There was an investigation on my street in connection with their disappearance, caution tape strewn across the dead end road, where thick broken car glass, aquablue in the sunlight, was unapologetically strewn.
For many days after their disappearance, torrential rain fell causing the river to rise in a swiftly flowing murky current. I couldn’t bear to be near the river or to walk the path around my neighborhood
One day, while leaving the house at least twenty-vultures flew overhead. Everything seemed marked by an eerie bleakness.
The effect it had on me, I think, was made worse not only by the fact of its proximity to my home, and the utter senselessness of the brutal violence, and that these women resembled so many friends I’ve had over the years, but that for several weeks I had been reflecting deeply on the French Broad River, intimately thinking about its geology and history – the beginnings of a piece about one of the oldest rivers in the world whose vein, near my home, divides the central and west parts of the city.

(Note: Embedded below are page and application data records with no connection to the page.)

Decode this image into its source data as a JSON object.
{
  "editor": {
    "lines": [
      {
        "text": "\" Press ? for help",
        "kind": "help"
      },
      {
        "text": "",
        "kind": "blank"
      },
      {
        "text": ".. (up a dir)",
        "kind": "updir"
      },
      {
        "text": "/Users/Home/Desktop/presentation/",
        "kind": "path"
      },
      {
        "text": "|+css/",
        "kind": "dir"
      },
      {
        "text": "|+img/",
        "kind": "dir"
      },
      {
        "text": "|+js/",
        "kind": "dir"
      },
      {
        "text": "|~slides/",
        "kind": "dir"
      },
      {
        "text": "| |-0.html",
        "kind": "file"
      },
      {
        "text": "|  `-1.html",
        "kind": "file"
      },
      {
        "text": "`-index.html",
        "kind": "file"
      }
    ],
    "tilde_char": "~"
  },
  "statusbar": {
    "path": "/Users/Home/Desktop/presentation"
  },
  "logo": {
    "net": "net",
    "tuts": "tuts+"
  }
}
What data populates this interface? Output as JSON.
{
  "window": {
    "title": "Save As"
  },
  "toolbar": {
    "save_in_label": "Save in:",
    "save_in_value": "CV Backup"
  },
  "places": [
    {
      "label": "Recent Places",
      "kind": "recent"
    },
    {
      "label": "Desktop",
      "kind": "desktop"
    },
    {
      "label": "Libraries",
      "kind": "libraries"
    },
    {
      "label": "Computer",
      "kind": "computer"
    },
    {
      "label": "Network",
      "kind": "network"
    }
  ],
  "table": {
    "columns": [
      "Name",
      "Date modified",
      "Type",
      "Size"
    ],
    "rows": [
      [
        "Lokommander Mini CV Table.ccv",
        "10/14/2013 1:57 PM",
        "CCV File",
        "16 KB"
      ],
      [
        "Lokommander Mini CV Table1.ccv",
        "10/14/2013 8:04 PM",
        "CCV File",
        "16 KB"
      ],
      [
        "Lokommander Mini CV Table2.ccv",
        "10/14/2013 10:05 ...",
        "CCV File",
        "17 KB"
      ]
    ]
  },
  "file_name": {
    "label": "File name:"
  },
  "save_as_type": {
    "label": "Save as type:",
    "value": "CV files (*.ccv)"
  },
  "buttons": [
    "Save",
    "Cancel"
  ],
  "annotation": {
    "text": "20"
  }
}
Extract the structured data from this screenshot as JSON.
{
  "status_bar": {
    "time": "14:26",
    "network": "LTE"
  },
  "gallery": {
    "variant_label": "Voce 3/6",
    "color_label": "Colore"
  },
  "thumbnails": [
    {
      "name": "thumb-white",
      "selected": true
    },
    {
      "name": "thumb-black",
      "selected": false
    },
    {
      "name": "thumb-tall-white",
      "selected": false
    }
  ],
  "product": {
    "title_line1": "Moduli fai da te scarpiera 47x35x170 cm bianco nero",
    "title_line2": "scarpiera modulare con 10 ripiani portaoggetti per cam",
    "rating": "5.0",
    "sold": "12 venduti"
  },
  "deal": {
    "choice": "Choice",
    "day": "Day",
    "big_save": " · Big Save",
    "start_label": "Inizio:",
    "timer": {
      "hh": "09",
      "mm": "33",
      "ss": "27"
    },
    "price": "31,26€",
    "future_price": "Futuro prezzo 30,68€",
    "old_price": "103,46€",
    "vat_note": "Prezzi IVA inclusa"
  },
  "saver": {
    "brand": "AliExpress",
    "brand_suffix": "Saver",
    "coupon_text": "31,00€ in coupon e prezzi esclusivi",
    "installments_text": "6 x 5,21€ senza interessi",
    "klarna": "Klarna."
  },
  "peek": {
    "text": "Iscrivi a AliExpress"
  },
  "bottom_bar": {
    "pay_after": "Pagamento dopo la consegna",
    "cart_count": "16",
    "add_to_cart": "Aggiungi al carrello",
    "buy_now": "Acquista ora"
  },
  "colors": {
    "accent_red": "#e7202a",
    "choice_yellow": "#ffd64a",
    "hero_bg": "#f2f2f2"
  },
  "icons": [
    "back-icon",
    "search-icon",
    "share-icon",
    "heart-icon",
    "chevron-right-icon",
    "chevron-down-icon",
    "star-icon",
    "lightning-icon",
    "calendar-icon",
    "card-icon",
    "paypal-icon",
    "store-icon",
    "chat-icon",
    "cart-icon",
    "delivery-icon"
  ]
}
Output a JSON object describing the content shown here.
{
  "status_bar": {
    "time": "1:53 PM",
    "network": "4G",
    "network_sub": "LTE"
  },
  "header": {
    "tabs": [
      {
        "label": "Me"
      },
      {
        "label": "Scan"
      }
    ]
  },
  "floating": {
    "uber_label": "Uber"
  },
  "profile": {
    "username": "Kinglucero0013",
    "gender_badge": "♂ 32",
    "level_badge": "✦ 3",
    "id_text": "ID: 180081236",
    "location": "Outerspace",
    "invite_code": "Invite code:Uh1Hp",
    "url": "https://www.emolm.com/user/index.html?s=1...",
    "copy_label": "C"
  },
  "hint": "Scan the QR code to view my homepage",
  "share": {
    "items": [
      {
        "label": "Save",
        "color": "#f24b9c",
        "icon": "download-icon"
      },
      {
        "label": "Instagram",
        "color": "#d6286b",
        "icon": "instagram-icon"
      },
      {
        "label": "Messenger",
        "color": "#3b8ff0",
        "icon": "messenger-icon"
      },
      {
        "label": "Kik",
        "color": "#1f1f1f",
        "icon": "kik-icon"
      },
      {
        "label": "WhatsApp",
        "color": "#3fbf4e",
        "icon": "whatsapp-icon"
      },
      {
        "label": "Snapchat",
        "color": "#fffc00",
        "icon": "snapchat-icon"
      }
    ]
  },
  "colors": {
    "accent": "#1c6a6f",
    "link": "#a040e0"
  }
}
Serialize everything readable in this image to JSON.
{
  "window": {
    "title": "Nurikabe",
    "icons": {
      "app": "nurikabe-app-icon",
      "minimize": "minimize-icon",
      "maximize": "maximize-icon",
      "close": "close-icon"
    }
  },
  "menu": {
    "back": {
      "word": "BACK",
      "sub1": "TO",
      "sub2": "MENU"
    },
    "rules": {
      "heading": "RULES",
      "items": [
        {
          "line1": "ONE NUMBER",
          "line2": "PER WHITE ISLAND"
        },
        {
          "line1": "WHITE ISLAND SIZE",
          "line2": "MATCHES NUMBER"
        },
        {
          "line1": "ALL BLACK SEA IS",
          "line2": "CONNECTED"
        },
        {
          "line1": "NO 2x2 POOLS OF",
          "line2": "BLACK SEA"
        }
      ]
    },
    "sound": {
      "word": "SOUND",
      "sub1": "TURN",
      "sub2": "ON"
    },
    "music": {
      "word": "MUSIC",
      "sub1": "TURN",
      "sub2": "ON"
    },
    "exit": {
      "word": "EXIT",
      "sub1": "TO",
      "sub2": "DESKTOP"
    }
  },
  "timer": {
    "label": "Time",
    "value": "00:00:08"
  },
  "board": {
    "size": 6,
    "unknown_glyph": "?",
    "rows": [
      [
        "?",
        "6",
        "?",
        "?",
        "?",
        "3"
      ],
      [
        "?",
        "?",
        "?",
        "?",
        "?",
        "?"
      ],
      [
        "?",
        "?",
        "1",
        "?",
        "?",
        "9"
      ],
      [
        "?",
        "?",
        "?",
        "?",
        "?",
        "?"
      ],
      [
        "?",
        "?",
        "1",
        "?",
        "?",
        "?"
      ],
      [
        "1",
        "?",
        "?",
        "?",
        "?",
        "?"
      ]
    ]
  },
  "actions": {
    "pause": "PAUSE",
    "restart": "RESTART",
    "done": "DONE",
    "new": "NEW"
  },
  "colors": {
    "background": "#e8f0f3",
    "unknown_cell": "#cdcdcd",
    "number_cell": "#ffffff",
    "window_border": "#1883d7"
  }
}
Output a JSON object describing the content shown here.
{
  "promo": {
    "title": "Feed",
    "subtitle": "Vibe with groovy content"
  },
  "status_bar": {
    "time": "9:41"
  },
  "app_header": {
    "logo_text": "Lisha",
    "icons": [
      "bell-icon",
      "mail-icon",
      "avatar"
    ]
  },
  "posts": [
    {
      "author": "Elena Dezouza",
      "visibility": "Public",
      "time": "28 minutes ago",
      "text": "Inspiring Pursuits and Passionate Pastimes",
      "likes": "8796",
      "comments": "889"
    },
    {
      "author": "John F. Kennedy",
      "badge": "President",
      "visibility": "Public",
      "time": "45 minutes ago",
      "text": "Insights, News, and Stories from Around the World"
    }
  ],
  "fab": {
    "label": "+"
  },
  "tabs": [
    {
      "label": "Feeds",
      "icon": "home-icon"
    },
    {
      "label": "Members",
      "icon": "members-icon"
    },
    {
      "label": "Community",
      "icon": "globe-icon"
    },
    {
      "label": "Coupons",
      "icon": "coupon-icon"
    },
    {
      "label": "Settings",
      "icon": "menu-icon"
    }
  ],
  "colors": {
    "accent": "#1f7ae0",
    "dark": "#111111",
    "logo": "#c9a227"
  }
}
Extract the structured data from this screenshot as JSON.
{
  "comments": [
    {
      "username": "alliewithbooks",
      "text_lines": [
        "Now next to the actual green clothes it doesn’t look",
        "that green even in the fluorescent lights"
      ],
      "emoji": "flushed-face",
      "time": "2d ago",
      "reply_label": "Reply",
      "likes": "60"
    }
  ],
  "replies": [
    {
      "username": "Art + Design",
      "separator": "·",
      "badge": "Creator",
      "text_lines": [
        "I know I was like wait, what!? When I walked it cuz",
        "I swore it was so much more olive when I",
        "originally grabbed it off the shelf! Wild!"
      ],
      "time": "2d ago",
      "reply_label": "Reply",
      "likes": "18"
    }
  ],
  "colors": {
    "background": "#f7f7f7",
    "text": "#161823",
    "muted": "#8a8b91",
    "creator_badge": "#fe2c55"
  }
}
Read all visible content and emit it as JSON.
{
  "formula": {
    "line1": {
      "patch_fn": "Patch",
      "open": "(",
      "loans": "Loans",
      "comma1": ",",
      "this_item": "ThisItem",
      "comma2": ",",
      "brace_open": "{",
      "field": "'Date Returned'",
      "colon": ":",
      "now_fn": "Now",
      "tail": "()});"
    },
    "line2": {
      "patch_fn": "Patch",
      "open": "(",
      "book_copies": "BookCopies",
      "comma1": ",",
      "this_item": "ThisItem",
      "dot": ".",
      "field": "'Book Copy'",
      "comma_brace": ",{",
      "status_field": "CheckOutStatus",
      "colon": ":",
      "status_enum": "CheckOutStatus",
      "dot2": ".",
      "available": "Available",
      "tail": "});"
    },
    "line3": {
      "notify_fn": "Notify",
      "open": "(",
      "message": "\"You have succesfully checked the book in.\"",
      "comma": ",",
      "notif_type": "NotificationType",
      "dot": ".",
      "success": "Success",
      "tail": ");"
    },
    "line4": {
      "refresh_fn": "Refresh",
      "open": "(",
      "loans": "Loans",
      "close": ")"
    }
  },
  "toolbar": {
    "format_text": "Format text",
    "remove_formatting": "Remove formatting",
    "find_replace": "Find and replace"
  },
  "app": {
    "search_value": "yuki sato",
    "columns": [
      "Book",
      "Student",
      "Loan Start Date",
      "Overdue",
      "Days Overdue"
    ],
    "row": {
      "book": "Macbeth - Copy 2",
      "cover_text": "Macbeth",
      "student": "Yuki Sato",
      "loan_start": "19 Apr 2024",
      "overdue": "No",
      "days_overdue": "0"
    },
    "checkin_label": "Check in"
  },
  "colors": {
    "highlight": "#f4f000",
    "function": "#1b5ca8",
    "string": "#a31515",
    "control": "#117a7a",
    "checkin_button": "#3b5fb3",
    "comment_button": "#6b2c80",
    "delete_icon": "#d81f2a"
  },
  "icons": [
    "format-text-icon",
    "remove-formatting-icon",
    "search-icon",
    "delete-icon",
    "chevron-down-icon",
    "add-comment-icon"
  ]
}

One night, as I switched off the light to go to sleep, I took a sip of water in the dark. As I reached to set the glass back on the side table, a nightmarish image of their 1980s royal blue VW flashed in my mind, and the glass of water fell and cracked into thousands of shards beside me. I could do nothing but lay beside the ruins until sleep took me.
And while I grieved for these women who I never knew and would never know, as the stories and photos of them in the media started to mesh into the fabric of my internal thoughts, search parties dove into the depths of the French Broad River soon discovering them and pulling their young bodies from the weedy depths.
A week later, my mom called and said, “Something happened in France. Don’t listen to the news,” she warned, knowing I was already rattled.
I immediately texted my friends in Paris, want to make sure you two are safe and sound, thinking of you. As if the Atlantic didn’t separate us, in less than a minute they wrote back that they were safe and that the city was shut down. They were at their hotel suspended, stuck in a moment in history.
Bombs strapped on human bodies in public squares, the ultimate defilement of the sanctity of the body and humanity. A man shot during the November Paris attacks said something like, “When you see the destruction a single bullet does to the human body, it is devastating.” His phrase, a single bullet, struck me as incredibly poignant, during a time that a single bullet is so rarely reported.
Then more reports in the news this week, a mass shooting in San Bernadino, California… every few days another announcement. And another and another.
At a children’s music celebration the leader sings, “We feel that peace is coming, we feel that peace is coming, we feel that peace is coming for everyone.” I’m struck by the optimism and hope and all the contradictions brought out in the irony of this simple wishful prayer. My son later that afternoon sings it to me while smiling. Is there a more beautiful and impossible sentiment? But I so want this to be true for him, and for all children, not a fairy tale, not something that can never be.
Last night, while driving, my husband informed me that an acquaintance’s twenty-two year old son died a few days ago while kayaking in Ecuador. I felt a pang run through me. I hit my fist to my chest, primitively, and made a quiet guttural sigh.
In temple, later that night, the people in mourning stood for a moment amongst themselves before the rest of the congregation rose in solidarity beside them as the words Kadosh, Kadosh, Kadosh, (Holy, Holy, Holy) slightly echoed into the vast space of the high, wood beamed, ceiling.